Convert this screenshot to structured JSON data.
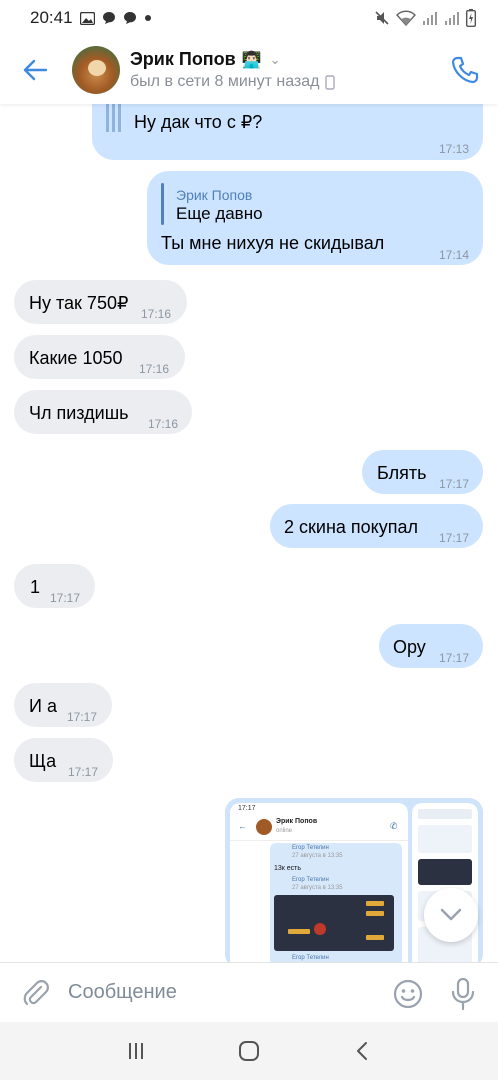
{
  "status_bar": {
    "time": "20:41",
    "left_icons": [
      "image-icon",
      "chat-bubble-icon",
      "chat-bubble-icon",
      "dot-icon"
    ],
    "right_icons": [
      "mute-icon",
      "wifi-icon",
      "signal-icon",
      "signal-icon",
      "battery-icon"
    ]
  },
  "header": {
    "name": "Эрик Попов",
    "name_emoji": "👨🏻‍💻",
    "status": "был в сети 8 минут назад",
    "accent": "#3f8ae0"
  },
  "messages": [
    {
      "id": "m1",
      "dir": "out",
      "text": "Ну дак что с ₽?",
      "time": "17:13"
    },
    {
      "id": "m2",
      "dir": "out",
      "reply_name": "Эрик Попов",
      "reply_text": "Еще давно",
      "text": "Ты мне нихуя не скидывал",
      "time": "17:14"
    },
    {
      "id": "m3",
      "dir": "in",
      "text": "Ну так 750₽",
      "time": "17:16"
    },
    {
      "id": "m4",
      "dir": "in",
      "text": "Какие 1050",
      "time": "17:16"
    },
    {
      "id": "m5",
      "dir": "in",
      "text": "Чл пиздишь",
      "time": "17:16"
    },
    {
      "id": "m6",
      "dir": "out",
      "text": "Блять",
      "time": "17:17"
    },
    {
      "id": "m7",
      "dir": "out",
      "text": "2 скина покупал",
      "time": "17:17"
    },
    {
      "id": "m8",
      "dir": "in",
      "text": "1",
      "time": "17:17"
    },
    {
      "id": "m9",
      "dir": "out",
      "text": "Ору",
      "time": "17:17"
    },
    {
      "id": "m10",
      "dir": "in",
      "text": "И а",
      "time": "17:17"
    },
    {
      "id": "m11",
      "dir": "in",
      "text": "Ща",
      "time": "17:17"
    }
  ],
  "attachment": {
    "mini_time": "17:17",
    "mini_name": "Эрик Попов",
    "mini_status": "online",
    "mini_sender1": "Егор Тетелин",
    "mini_date1": "27 августа в 13:35",
    "mini_text": "13к есть",
    "mini_sender2": "Егор Тетелин",
    "mini_date2": "27 августа в 13:35",
    "mini_sender3": "Егор Тетелин"
  },
  "composer": {
    "placeholder": "Сообщение"
  },
  "colors": {
    "outgoing_bubble": "#cce4ff",
    "incoming_bubble": "#ebedf0",
    "accent": "#3f8ae0",
    "time_text": "#8c97a3"
  }
}
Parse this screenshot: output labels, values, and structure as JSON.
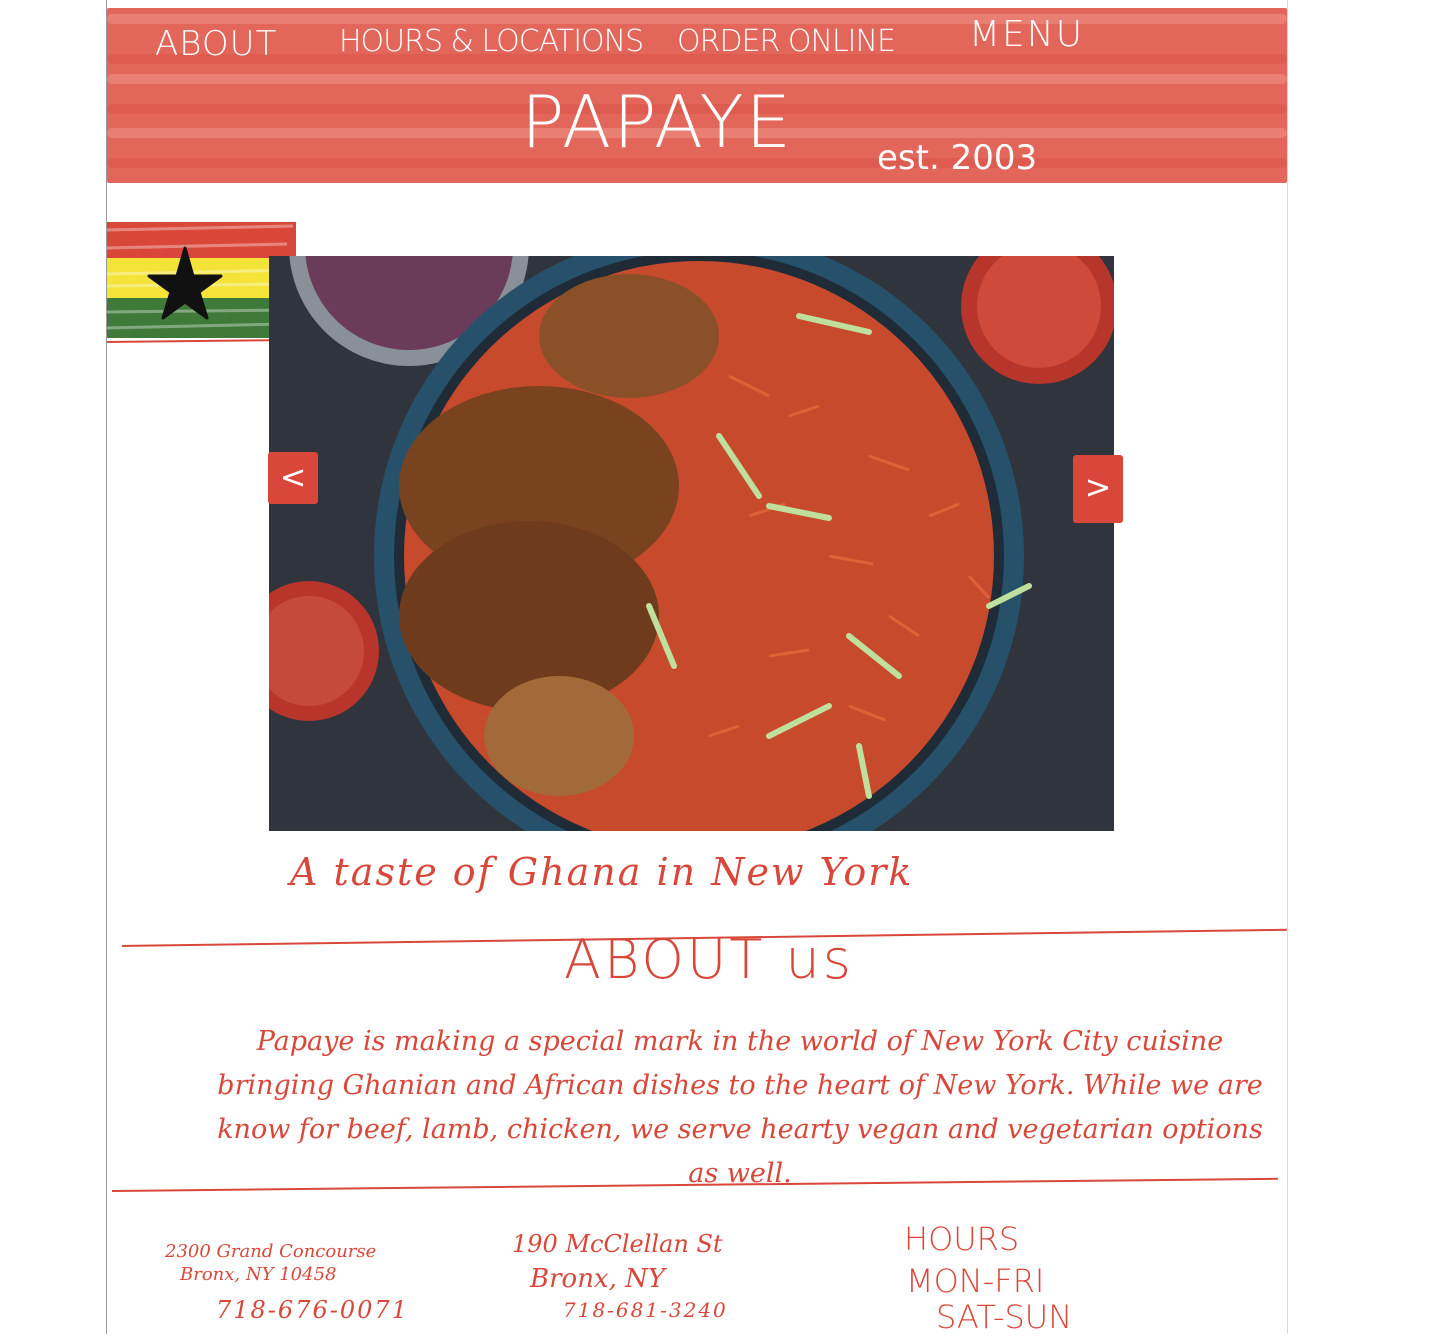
{
  "nav": {
    "about": "ABOUT",
    "hours_locations": "HOURS & LOCATIONS",
    "order_online": "ORDER ONLINE",
    "menu": "MENU"
  },
  "brand": {
    "name": "PAPAYE",
    "established": "est. 2003"
  },
  "colors": {
    "header_red": "#e2665a",
    "accent_red": "#d9473a",
    "flag_red": "#d9473a",
    "flag_yellow": "#f4e43a",
    "flag_green": "#3f7a3a",
    "flag_star": "#111111"
  },
  "carousel": {
    "prev_label": "<",
    "next_label": ">",
    "image_icon": "jollof-rice-chicken-photo"
  },
  "tagline": "A taste of Ghana in New York",
  "about": {
    "title": "ABOUT us",
    "body": "Papaye is making a special mark in the world of New York City cuisine bringing Ghanian and African dishes to the heart of New York. While we are know for beef, lamb, chicken, we serve hearty vegan and vegetarian options as well."
  },
  "locations": [
    {
      "address_line1": "2300 Grand Concourse",
      "address_line2": "Bronx, NY 10458",
      "phone": "718-676-0071"
    },
    {
      "address_line1": "190 McClellan St",
      "address_line2": "Bronx, NY",
      "phone": "718-681-3240"
    }
  ],
  "hours": {
    "title": "HOURS",
    "line1": "MON-FRI",
    "line2": "SAT-SUN"
  }
}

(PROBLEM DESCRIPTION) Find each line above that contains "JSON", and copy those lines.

(TASK OUTPUT)
Convert this screenshot to structured JSON data.
Parse this screenshot: output labels, values, and structure as JSON.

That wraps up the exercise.